California sniffed the end zone twice, and both times the Vulcans’ hopes were dashed by an interception. Otherwise, California mustered very little against the IUP defense, which is becoming a common theme this season.
“Our defense takes a lot of pride in the scoreboard saying zero on the other side,” said defensive end Shane Meisner, who leads the Crimson Hawks in tackles for loss (4.0) and is tied for the top spot in sacks (2.0).
Success on defense is nothing new for the Crimson Hawks. Last year, IUP had the top-ranked defense in several categories nationally, and Tortorella was named the footballscoop.com Division II Coordinator of the Year.
But there were some doubts about the IUP defense this year, mainly because Tortorella had to replace five starters from last year, and because of an injury in the season opener to top tackler Alexander Berdahl that seemed devastating at the time.
But newcomers such as linebacker Dorian Lane, safeties Pecora and Williams, cornerback Jeremiah McPhearson, defensive tackle Michael Larrow and defensive end Ali Muhammad have stepped in and made a huge impact.
Tortorella said last week’s win at Seton Hill was a turning point for the IUP defense. The offense struggled for a while to even move the ball, and so the Crimson Hawks’ defense shut down the Griffins’ offense until IUP’s could come around.
“I think last week, we really matured as a defense,” Tortorella said. “I think we gained some confidence as the game went on. And I’ve been around the game long enough to know that you can feel that from the players. It’s not cockiness. It’s a mature confidence.
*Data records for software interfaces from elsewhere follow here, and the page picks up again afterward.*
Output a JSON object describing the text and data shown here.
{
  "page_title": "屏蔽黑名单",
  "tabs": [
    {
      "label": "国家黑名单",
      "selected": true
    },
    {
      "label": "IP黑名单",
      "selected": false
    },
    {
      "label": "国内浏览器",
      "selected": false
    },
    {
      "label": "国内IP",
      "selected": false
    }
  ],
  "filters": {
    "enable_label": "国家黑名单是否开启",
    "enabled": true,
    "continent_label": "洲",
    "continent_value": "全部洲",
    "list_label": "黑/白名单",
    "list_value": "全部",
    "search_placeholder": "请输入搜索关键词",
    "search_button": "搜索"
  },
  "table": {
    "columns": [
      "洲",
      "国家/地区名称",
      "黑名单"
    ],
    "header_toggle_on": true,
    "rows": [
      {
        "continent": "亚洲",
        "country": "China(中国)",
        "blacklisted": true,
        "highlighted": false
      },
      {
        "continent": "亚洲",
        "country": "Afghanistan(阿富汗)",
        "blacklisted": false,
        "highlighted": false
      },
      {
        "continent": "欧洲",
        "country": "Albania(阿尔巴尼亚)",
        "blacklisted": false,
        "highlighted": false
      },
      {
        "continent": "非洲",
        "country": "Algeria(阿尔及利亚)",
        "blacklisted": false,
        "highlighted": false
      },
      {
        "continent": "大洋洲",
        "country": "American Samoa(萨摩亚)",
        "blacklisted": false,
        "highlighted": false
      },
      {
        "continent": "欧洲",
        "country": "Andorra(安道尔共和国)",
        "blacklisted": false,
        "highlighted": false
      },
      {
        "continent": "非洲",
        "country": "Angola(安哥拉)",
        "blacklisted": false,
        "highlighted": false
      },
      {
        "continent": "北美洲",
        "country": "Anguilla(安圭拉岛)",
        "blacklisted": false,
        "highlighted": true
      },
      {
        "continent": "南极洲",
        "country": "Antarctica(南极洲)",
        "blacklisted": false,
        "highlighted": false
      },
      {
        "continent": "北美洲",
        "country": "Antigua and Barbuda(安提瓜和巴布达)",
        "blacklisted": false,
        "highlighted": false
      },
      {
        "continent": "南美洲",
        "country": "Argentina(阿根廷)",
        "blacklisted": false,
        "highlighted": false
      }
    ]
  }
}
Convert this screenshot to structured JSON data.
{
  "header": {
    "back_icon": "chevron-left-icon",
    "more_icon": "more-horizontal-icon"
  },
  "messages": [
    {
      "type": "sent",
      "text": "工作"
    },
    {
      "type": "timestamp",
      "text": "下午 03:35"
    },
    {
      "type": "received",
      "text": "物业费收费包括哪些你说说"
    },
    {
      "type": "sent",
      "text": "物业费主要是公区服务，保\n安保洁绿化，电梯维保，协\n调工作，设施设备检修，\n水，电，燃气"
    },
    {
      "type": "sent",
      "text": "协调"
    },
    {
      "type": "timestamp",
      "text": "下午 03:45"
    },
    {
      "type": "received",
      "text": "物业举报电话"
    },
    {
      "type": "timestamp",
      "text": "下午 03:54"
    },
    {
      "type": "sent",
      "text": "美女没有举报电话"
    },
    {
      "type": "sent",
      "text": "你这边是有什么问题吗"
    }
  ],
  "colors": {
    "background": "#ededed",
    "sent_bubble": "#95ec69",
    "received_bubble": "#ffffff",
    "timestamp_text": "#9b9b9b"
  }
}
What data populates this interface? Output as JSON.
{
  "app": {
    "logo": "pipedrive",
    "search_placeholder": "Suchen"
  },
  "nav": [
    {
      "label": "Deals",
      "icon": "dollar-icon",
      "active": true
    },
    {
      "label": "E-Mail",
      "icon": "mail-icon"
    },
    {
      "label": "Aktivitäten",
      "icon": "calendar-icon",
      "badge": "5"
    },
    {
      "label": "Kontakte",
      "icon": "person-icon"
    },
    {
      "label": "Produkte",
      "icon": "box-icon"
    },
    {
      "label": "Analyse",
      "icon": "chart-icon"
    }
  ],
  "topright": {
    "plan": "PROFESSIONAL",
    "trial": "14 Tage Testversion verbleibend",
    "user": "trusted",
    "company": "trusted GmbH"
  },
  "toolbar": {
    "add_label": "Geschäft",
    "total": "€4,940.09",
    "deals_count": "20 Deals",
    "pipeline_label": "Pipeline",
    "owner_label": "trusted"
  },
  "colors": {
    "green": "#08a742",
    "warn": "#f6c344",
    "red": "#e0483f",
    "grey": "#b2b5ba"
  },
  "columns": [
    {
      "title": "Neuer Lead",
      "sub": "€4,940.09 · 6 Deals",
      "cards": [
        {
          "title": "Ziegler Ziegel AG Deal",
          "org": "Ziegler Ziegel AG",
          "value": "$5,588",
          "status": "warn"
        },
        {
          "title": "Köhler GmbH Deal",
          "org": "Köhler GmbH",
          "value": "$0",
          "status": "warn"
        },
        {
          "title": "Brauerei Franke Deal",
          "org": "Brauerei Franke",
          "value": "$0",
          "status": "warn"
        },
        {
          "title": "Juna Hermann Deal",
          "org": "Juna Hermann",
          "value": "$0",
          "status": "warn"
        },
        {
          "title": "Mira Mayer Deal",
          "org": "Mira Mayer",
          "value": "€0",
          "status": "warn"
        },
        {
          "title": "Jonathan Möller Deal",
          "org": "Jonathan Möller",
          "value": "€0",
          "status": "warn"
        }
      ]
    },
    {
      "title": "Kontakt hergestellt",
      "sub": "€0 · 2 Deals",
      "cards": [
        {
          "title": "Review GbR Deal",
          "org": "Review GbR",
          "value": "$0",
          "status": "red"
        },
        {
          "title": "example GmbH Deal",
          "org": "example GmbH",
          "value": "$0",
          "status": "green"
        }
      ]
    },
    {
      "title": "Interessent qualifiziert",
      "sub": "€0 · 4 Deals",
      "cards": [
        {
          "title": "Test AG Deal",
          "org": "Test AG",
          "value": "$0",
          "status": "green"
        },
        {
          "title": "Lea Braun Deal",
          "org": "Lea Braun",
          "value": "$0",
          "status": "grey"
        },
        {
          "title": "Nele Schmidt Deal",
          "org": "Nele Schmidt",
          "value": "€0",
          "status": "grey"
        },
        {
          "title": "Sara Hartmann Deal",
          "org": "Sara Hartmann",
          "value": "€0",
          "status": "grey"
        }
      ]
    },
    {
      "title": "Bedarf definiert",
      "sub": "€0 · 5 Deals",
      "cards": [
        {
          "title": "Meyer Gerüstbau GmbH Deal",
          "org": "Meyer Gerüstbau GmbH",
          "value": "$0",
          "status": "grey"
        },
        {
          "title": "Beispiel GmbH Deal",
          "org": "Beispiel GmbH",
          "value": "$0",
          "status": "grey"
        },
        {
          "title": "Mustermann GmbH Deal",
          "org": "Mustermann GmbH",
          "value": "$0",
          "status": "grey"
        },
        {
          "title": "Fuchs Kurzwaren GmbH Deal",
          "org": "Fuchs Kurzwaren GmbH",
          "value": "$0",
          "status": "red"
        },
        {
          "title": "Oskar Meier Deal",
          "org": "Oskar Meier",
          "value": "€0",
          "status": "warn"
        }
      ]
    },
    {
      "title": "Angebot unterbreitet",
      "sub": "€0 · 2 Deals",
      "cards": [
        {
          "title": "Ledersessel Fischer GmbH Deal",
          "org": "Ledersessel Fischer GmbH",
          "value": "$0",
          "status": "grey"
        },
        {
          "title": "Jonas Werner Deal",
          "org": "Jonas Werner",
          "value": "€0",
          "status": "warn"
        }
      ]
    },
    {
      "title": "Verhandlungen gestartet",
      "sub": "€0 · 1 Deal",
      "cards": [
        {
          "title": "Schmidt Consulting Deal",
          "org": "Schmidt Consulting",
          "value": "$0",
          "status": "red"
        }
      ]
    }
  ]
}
That’s where we are right now.”
And that leads to one question: How good can this defense get?
Holloway, a three-year starter at the “star” position, a hybrid linebacker-safety spot, doesn’t want to make any comparisons to last year’s defense, but he knows the possibility is there for this year’s unit to be outstanding.
“We’ve got some work to do,” he said, “but we can be a great defense.”